Hawaiian sea salt, while similar, should not be confused with Himalayan sea salt. Hawaiian sea salt is a deep red color, while Himalayan sea salt is pink.
This color comes from red alaea volcanic clay found in Hawaii. This clay is then purified and infused with white Hawaiian sea salt to give it its distinctive color.
Pink Himalayan sea salt, black lava Hawaiian sea salt, kosher salt, coarse sea salt, and rock salt are all good Hawaiian sea salt substitutes.
Hawaiian sea salt is often used as a finishing spice or a rub for meats or fish. Since it enhances both bitter and sweet flavors, sprinkling Hawaiian sea salt on chocolate is also popular.
Types of Hawaiian Sea Salt Substitutions
Hawaiian sea salt is distinctive for its bright color, its containment of 80 minerals, and its coarse, hard texture. Depending on which characteristic you’re targeting, here are some Hawaiian sea salt substitutions.
1. Pink Himalayan Sea Salt
Pink Himalayan sea salt comes from a mine in Pakistan. It receives its pink color due to trace amounts of iron oxide.
It has a close mineral content, similar color and texture, and is frequently used in rubs. This makes it an excellent substitution for Hawaiian sea salt.
According to NPR, pink Himalayan sea salt has been rising in popularity. Like other common spice substitutions, this makes it widely accessible and easy to stock in your kitchen.
2. Black Lava Hawaiian Sea Salt
Black Hawaiian sea salt is also found in volcanic lava beds in Hawaii. However, instead of clay, it’s infused with lava rock and activated charcoal.
It has a similar texture to Hawaiian sea salt. However, it has a slightly more ocean taste as opposed to the clay flavor of Hawaiian sea salt. It is excellent as a finishing spice, especially on meats and vegetables.
In addition to the flavor, it also boasts detoxifying health benefits from the charcoal.
3. Kosher Salt
Kosher salt is a common household ingredient, which makes it an ideal Hawaiian sea salt substitution. While it lacks the flavor and health benefits of the previous two substitutions, it does remain true to the texture. The larger grains make it ideal for rubs and finishing, similar to the Hawaiian sea salt.
4. Coarse Sea Salt
Sea salt is made by allowing saltwater to evaporate into salt crystals.
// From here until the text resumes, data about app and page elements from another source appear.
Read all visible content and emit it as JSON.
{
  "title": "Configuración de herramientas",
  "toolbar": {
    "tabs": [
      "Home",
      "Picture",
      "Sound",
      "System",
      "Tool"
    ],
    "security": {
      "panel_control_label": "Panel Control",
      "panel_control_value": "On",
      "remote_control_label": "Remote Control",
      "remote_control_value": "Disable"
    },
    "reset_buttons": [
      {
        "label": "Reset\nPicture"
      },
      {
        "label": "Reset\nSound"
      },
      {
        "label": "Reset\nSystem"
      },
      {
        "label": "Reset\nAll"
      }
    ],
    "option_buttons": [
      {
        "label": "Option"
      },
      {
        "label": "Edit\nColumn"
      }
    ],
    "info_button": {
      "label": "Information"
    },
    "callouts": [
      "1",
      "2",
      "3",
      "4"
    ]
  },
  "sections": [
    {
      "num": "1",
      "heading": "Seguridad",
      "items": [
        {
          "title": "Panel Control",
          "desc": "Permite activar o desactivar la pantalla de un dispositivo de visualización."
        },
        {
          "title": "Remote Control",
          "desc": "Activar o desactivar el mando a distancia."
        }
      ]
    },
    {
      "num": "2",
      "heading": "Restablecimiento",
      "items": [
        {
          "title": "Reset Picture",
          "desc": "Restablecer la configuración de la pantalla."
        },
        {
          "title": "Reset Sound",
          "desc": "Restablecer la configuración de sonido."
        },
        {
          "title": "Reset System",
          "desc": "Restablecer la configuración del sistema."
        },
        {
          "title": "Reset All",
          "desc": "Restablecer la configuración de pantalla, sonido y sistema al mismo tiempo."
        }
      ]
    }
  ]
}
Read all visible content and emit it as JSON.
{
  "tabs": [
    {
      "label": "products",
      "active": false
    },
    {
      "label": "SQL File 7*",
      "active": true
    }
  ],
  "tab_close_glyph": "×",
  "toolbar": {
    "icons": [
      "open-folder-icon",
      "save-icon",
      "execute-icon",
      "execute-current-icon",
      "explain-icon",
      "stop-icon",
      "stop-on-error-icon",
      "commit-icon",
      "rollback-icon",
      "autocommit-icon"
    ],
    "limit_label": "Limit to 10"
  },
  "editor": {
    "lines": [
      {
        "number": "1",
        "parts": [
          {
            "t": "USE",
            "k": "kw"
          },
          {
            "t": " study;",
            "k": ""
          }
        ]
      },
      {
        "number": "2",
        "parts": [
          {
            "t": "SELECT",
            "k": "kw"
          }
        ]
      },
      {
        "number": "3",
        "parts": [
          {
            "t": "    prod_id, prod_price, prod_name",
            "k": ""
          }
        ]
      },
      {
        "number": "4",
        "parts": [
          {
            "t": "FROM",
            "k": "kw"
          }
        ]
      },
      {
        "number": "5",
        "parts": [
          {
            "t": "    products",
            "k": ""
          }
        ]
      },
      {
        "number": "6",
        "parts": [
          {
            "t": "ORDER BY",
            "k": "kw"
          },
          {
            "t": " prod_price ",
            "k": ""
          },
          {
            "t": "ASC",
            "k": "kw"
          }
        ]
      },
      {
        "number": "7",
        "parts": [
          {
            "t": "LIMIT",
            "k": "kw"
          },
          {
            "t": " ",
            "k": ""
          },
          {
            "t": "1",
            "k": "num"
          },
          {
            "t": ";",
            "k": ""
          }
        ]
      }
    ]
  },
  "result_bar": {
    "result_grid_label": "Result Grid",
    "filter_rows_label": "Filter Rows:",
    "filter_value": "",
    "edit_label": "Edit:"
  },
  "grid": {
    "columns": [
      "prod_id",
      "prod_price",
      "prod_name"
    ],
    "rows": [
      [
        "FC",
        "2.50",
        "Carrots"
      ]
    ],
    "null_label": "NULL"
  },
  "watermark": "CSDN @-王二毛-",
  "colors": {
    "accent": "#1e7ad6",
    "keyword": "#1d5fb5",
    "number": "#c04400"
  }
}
This process gives it a similar flavor to the Hawaiian sea salt.
If you choose coarse sea salt, you will also get a similar texture to the Hawaiian sea salt. Being able to use it in rubs and as a finishing spice, makes it a close substitution for Hawaiian sea salt.
Coarse sea salt is also fairly easy to purchase and can be found at most grocery stores.
5. Rock Salt
Similar to Himalayan sea salt, rock salt is also mined from salt range mountains. Like Hawaiian sea salt, it’s coarse and contains minerals making it an ideal substitution.
Hawaiian sea salt, though an uncommon ingredient in many homes, can be substituted for a variety of salts. This includes two of the most common types of salt stocked in kitchens, Kosher salt and sea salt.